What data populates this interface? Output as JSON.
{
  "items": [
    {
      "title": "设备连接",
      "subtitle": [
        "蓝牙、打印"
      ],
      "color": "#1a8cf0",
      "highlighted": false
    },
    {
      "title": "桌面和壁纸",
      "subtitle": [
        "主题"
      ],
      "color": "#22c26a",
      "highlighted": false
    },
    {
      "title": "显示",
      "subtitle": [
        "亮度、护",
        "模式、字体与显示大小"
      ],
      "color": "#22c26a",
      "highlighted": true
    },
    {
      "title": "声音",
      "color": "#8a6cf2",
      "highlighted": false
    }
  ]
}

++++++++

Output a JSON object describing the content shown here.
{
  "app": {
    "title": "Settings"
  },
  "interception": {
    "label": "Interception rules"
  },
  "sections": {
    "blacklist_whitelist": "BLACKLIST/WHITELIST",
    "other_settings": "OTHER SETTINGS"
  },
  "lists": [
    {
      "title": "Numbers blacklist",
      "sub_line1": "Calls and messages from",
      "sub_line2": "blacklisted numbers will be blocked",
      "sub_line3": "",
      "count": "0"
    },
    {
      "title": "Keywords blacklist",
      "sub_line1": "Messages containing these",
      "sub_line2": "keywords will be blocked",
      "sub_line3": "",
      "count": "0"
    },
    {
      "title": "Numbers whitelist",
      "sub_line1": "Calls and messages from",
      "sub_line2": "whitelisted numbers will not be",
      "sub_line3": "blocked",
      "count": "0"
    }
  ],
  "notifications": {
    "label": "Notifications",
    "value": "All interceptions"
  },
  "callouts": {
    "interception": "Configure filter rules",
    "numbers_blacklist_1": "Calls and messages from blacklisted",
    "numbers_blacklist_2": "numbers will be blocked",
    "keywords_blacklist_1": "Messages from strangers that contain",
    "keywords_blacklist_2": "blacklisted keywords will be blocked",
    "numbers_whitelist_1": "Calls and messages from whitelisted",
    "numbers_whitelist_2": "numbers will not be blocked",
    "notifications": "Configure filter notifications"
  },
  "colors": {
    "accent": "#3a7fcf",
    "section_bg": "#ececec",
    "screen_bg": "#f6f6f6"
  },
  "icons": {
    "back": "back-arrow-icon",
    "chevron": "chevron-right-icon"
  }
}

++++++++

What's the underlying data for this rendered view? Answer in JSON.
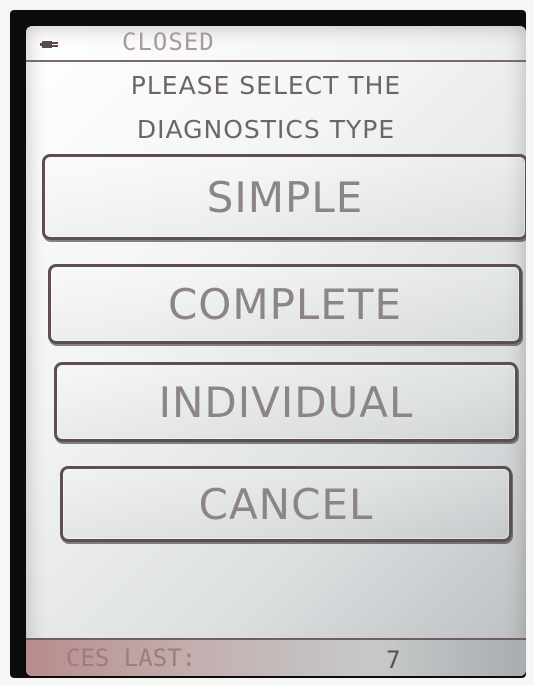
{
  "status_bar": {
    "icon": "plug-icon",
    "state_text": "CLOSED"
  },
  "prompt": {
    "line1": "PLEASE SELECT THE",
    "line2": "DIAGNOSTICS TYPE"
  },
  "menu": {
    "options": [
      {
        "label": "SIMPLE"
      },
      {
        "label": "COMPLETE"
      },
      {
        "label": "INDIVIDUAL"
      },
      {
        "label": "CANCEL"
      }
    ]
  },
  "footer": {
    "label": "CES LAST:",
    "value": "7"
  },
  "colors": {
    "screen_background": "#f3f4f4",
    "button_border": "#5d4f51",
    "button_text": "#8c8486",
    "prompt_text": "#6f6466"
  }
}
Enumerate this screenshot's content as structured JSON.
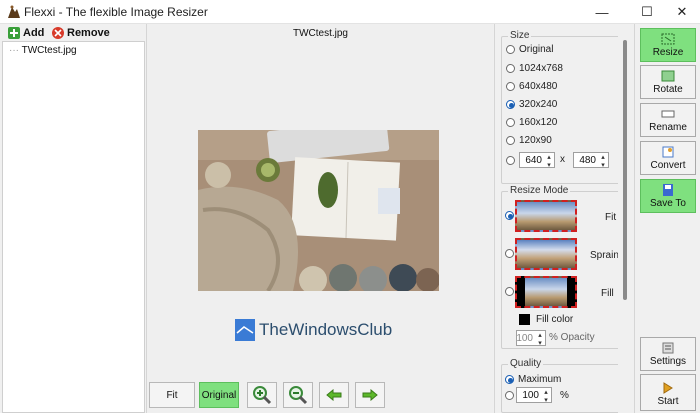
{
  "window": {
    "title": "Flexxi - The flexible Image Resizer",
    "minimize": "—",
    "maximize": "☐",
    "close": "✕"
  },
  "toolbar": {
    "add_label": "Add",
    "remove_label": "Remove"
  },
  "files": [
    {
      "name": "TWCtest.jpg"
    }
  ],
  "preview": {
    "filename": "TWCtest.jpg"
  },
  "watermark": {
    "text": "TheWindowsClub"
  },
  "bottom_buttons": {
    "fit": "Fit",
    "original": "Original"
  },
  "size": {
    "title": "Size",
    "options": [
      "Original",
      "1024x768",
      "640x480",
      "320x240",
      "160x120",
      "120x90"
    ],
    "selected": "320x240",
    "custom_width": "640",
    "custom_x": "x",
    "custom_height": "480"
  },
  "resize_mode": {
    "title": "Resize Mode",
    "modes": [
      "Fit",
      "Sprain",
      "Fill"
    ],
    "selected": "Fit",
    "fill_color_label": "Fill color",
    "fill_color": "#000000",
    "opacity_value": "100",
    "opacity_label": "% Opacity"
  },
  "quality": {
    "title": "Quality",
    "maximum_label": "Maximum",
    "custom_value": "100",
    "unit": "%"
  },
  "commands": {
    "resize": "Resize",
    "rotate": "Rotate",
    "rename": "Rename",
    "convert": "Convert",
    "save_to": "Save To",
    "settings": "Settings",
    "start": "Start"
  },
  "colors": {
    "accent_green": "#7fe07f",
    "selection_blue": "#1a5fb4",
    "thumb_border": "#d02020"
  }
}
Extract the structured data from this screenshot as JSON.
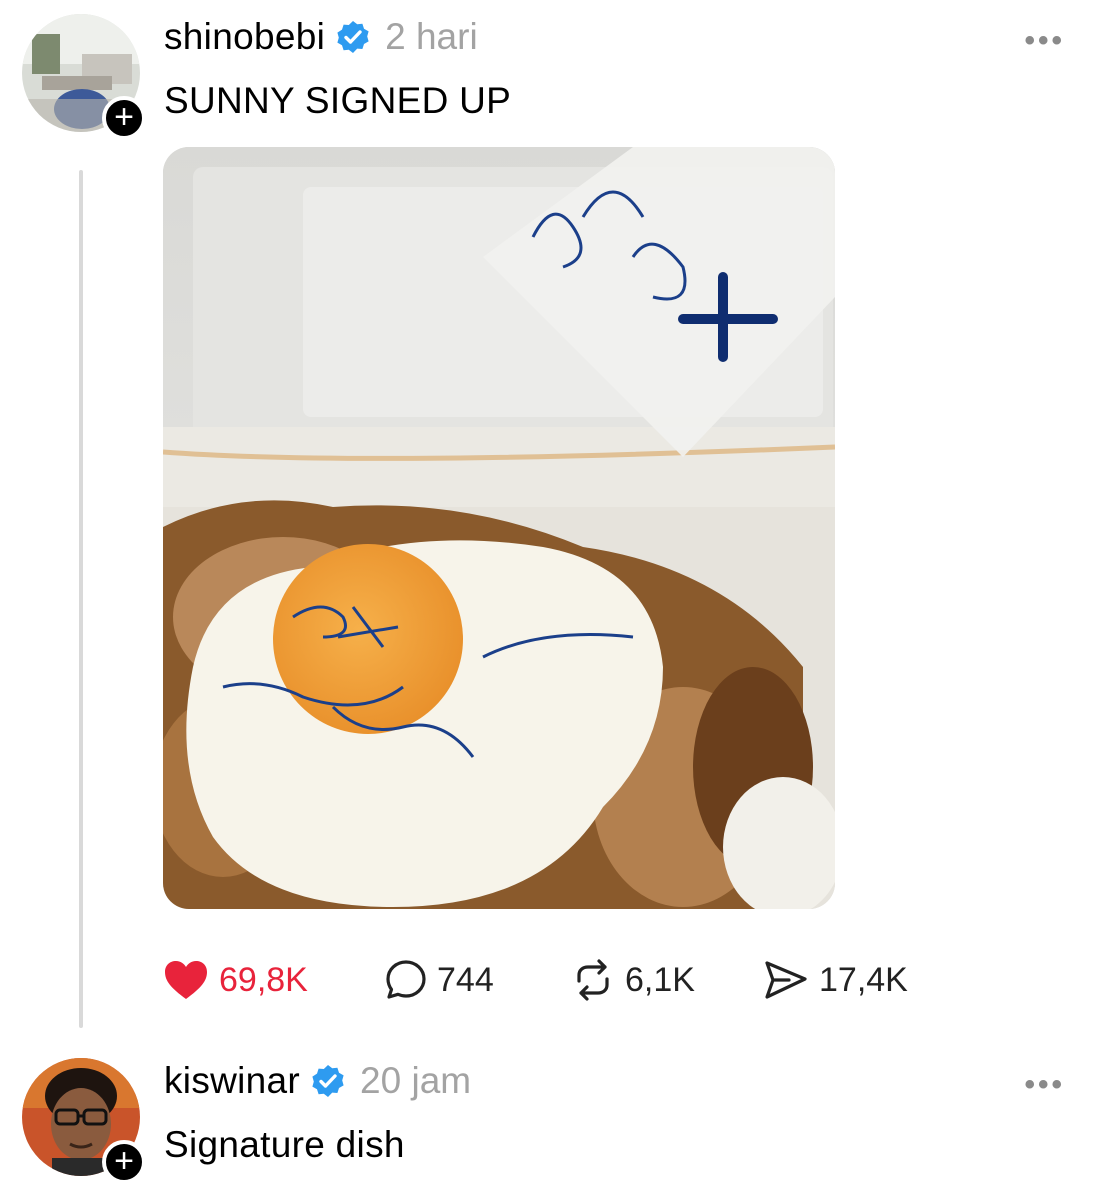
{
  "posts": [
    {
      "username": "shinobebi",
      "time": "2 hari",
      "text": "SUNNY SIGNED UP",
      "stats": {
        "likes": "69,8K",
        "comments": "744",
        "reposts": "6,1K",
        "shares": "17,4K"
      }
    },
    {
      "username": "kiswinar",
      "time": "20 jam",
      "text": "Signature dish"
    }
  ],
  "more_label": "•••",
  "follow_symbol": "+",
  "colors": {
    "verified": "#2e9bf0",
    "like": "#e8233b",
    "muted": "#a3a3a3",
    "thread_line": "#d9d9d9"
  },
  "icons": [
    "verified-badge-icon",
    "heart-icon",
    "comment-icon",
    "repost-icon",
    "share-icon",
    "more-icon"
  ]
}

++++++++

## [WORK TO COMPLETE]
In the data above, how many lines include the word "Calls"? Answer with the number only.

## [PROBLEM SOLUTION]
4